## What you will do
Check each line below for the word "saved", and copy those that have it.

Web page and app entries
*-*-*

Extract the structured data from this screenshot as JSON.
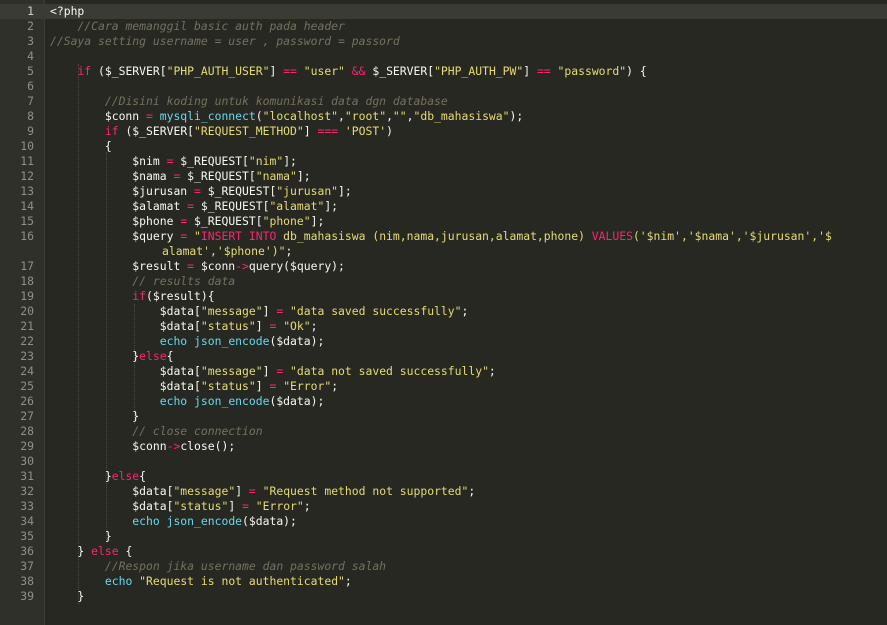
{
  "editor": {
    "lines": [
      {
        "n": "1",
        "t": [
          [
            "v",
            "<?php"
          ]
        ]
      },
      {
        "n": "2",
        "t": [
          [
            "v",
            "    "
          ],
          [
            "c",
            "//Cara memanggil basic auth pada header"
          ]
        ]
      },
      {
        "n": "3",
        "t": [
          [
            "c",
            "//Saya setting username = user , password = passord"
          ]
        ]
      },
      {
        "n": "4",
        "t": []
      },
      {
        "n": "5",
        "t": [
          [
            "v",
            "    "
          ],
          [
            "k",
            "if"
          ],
          [
            "v",
            " ($_SERVER["
          ],
          [
            "s",
            "\"PHP_AUTH_USER\""
          ],
          [
            "v",
            "] "
          ],
          [
            "k",
            "=="
          ],
          [
            "v",
            " "
          ],
          [
            "s",
            "\"user\""
          ],
          [
            "v",
            " "
          ],
          [
            "k",
            "&&"
          ],
          [
            "v",
            " $_SERVER["
          ],
          [
            "s",
            "\"PHP_AUTH_PW\""
          ],
          [
            "v",
            "] "
          ],
          [
            "k",
            "=="
          ],
          [
            "v",
            " "
          ],
          [
            "s",
            "\"password\""
          ],
          [
            "v",
            ") {"
          ]
        ]
      },
      {
        "n": "6",
        "t": []
      },
      {
        "n": "7",
        "t": [
          [
            "v",
            "        "
          ],
          [
            "c",
            "//Disini koding untuk komunikasi data dgn database"
          ]
        ]
      },
      {
        "n": "8",
        "t": [
          [
            "v",
            "        $conn "
          ],
          [
            "k",
            "="
          ],
          [
            "v",
            " "
          ],
          [
            "f",
            "mysqli_connect"
          ],
          [
            "v",
            "("
          ],
          [
            "s",
            "\"localhost\""
          ],
          [
            "v",
            ","
          ],
          [
            "s",
            "\"root\""
          ],
          [
            "v",
            ","
          ],
          [
            "s",
            "\"\""
          ],
          [
            "v",
            ","
          ],
          [
            "s",
            "\"db_mahasiswa\""
          ],
          [
            "v",
            ");"
          ]
        ]
      },
      {
        "n": "9",
        "t": [
          [
            "v",
            "        "
          ],
          [
            "k",
            "if"
          ],
          [
            "v",
            " ($_SERVER["
          ],
          [
            "s",
            "\"REQUEST_METHOD\""
          ],
          [
            "v",
            "] "
          ],
          [
            "k",
            "==="
          ],
          [
            "v",
            " "
          ],
          [
            "s",
            "'POST'"
          ],
          [
            "v",
            ")"
          ]
        ]
      },
      {
        "n": "10",
        "t": [
          [
            "v",
            "        {"
          ]
        ]
      },
      {
        "n": "11",
        "t": [
          [
            "v",
            "            $nim "
          ],
          [
            "k",
            "="
          ],
          [
            "v",
            " $_REQUEST["
          ],
          [
            "s",
            "\"nim\""
          ],
          [
            "v",
            "];"
          ]
        ]
      },
      {
        "n": "12",
        "t": [
          [
            "v",
            "            $nama "
          ],
          [
            "k",
            "="
          ],
          [
            "v",
            " $_REQUEST["
          ],
          [
            "s",
            "\"nama\""
          ],
          [
            "v",
            "];"
          ]
        ]
      },
      {
        "n": "13",
        "t": [
          [
            "v",
            "            $jurusan "
          ],
          [
            "k",
            "="
          ],
          [
            "v",
            " $_REQUEST["
          ],
          [
            "s",
            "\"jurusan\""
          ],
          [
            "v",
            "];"
          ]
        ]
      },
      {
        "n": "14",
        "t": [
          [
            "v",
            "            $alamat "
          ],
          [
            "k",
            "="
          ],
          [
            "v",
            " $_REQUEST["
          ],
          [
            "s",
            "\"alamat\""
          ],
          [
            "v",
            "];"
          ]
        ]
      },
      {
        "n": "15",
        "t": [
          [
            "v",
            "            $phone "
          ],
          [
            "k",
            "="
          ],
          [
            "v",
            " $_REQUEST["
          ],
          [
            "s",
            "\"phone\""
          ],
          [
            "v",
            "];"
          ]
        ]
      },
      {
        "n": "16",
        "t": [
          [
            "v",
            "            $query "
          ],
          [
            "k",
            "="
          ],
          [
            "v",
            " "
          ],
          [
            "s",
            "\""
          ],
          [
            "k",
            "INSERT INTO"
          ],
          [
            "s",
            " db_mahasiswa (nim,nama,jurusan,alamat,phone) "
          ],
          [
            "k",
            "VALUES"
          ],
          [
            "s",
            "('$nim','$nama','$jurusan','$"
          ]
        ],
        "wrap": [
          [
            "s",
            "alamat','$phone')\""
          ],
          [
            "v",
            ";"
          ]
        ]
      },
      {
        "n": "17",
        "t": [
          [
            "v",
            "            $result "
          ],
          [
            "k",
            "="
          ],
          [
            "v",
            " $conn"
          ],
          [
            "k",
            "->"
          ],
          [
            "v",
            "query($query);"
          ]
        ]
      },
      {
        "n": "18",
        "t": [
          [
            "v",
            "            "
          ],
          [
            "c",
            "// results data"
          ]
        ]
      },
      {
        "n": "19",
        "t": [
          [
            "v",
            "            "
          ],
          [
            "k",
            "if"
          ],
          [
            "v",
            "($result){"
          ]
        ]
      },
      {
        "n": "20",
        "t": [
          [
            "v",
            "                $data["
          ],
          [
            "s",
            "\"message\""
          ],
          [
            "v",
            "] "
          ],
          [
            "k",
            "="
          ],
          [
            "v",
            " "
          ],
          [
            "s",
            "\"data saved successfully\""
          ],
          [
            "v",
            ";"
          ]
        ]
      },
      {
        "n": "21",
        "t": [
          [
            "v",
            "                $data["
          ],
          [
            "s",
            "\"status\""
          ],
          [
            "v",
            "] "
          ],
          [
            "k",
            "="
          ],
          [
            "v",
            " "
          ],
          [
            "s",
            "\"Ok\""
          ],
          [
            "v",
            ";"
          ]
        ]
      },
      {
        "n": "22",
        "t": [
          [
            "v",
            "                "
          ],
          [
            "f",
            "echo"
          ],
          [
            "v",
            " "
          ],
          [
            "f",
            "json_encode"
          ],
          [
            "v",
            "($data);"
          ]
        ]
      },
      {
        "n": "23",
        "t": [
          [
            "v",
            "            }"
          ],
          [
            "k",
            "else"
          ],
          [
            "v",
            "{"
          ]
        ]
      },
      {
        "n": "24",
        "t": [
          [
            "v",
            "                $data["
          ],
          [
            "s",
            "\"message\""
          ],
          [
            "v",
            "] "
          ],
          [
            "k",
            "="
          ],
          [
            "v",
            " "
          ],
          [
            "s",
            "\"data not saved successfully\""
          ],
          [
            "v",
            ";"
          ]
        ]
      },
      {
        "n": "25",
        "t": [
          [
            "v",
            "                $data["
          ],
          [
            "s",
            "\"status\""
          ],
          [
            "v",
            "] "
          ],
          [
            "k",
            "="
          ],
          [
            "v",
            " "
          ],
          [
            "s",
            "\"Error\""
          ],
          [
            "v",
            ";"
          ]
        ]
      },
      {
        "n": "26",
        "t": [
          [
            "v",
            "                "
          ],
          [
            "f",
            "echo"
          ],
          [
            "v",
            " "
          ],
          [
            "f",
            "json_encode"
          ],
          [
            "v",
            "($data);"
          ]
        ]
      },
      {
        "n": "27",
        "t": [
          [
            "v",
            "            }"
          ]
        ]
      },
      {
        "n": "28",
        "t": [
          [
            "v",
            "            "
          ],
          [
            "c",
            "// close connection"
          ]
        ]
      },
      {
        "n": "29",
        "t": [
          [
            "v",
            "            $conn"
          ],
          [
            "k",
            "->"
          ],
          [
            "v",
            "close();"
          ]
        ]
      },
      {
        "n": "30",
        "t": []
      },
      {
        "n": "31",
        "t": [
          [
            "v",
            "        }"
          ],
          [
            "k",
            "else"
          ],
          [
            "v",
            "{"
          ]
        ]
      },
      {
        "n": "32",
        "t": [
          [
            "v",
            "            $data["
          ],
          [
            "s",
            "\"message\""
          ],
          [
            "v",
            "] "
          ],
          [
            "k",
            "="
          ],
          [
            "v",
            " "
          ],
          [
            "s",
            "\"Request method not supported\""
          ],
          [
            "v",
            ";"
          ]
        ]
      },
      {
        "n": "33",
        "t": [
          [
            "v",
            "            $data["
          ],
          [
            "s",
            "\"status\""
          ],
          [
            "v",
            "] "
          ],
          [
            "k",
            "="
          ],
          [
            "v",
            " "
          ],
          [
            "s",
            "\"Error\""
          ],
          [
            "v",
            ";"
          ]
        ]
      },
      {
        "n": "34",
        "t": [
          [
            "v",
            "            "
          ],
          [
            "f",
            "echo"
          ],
          [
            "v",
            " "
          ],
          [
            "f",
            "json_encode"
          ],
          [
            "v",
            "($data);"
          ]
        ]
      },
      {
        "n": "35",
        "t": [
          [
            "v",
            "        }"
          ]
        ]
      },
      {
        "n": "36",
        "t": [
          [
            "v",
            "    } "
          ],
          [
            "k",
            "else"
          ],
          [
            "v",
            " {"
          ]
        ]
      },
      {
        "n": "37",
        "t": [
          [
            "v",
            "        "
          ],
          [
            "c",
            "//Respon jika username dan password salah"
          ]
        ]
      },
      {
        "n": "38",
        "t": [
          [
            "v",
            "        "
          ],
          [
            "f",
            "echo"
          ],
          [
            "v",
            " "
          ],
          [
            "s",
            "\"Request is not authenticated\""
          ],
          [
            "v",
            ";"
          ]
        ]
      },
      {
        "n": "39",
        "t": [
          [
            "v",
            "    }"
          ]
        ]
      }
    ],
    "active_line": "1"
  },
  "colors": {
    "background": "#272822",
    "keyword": "#f92672",
    "string": "#e6db74",
    "function": "#66d9ef",
    "comment": "#75715e",
    "text": "#f8f8f2"
  }
}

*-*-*

## Exercise response
            "\"data saved successfully\""
            "\"data not saved successfully\""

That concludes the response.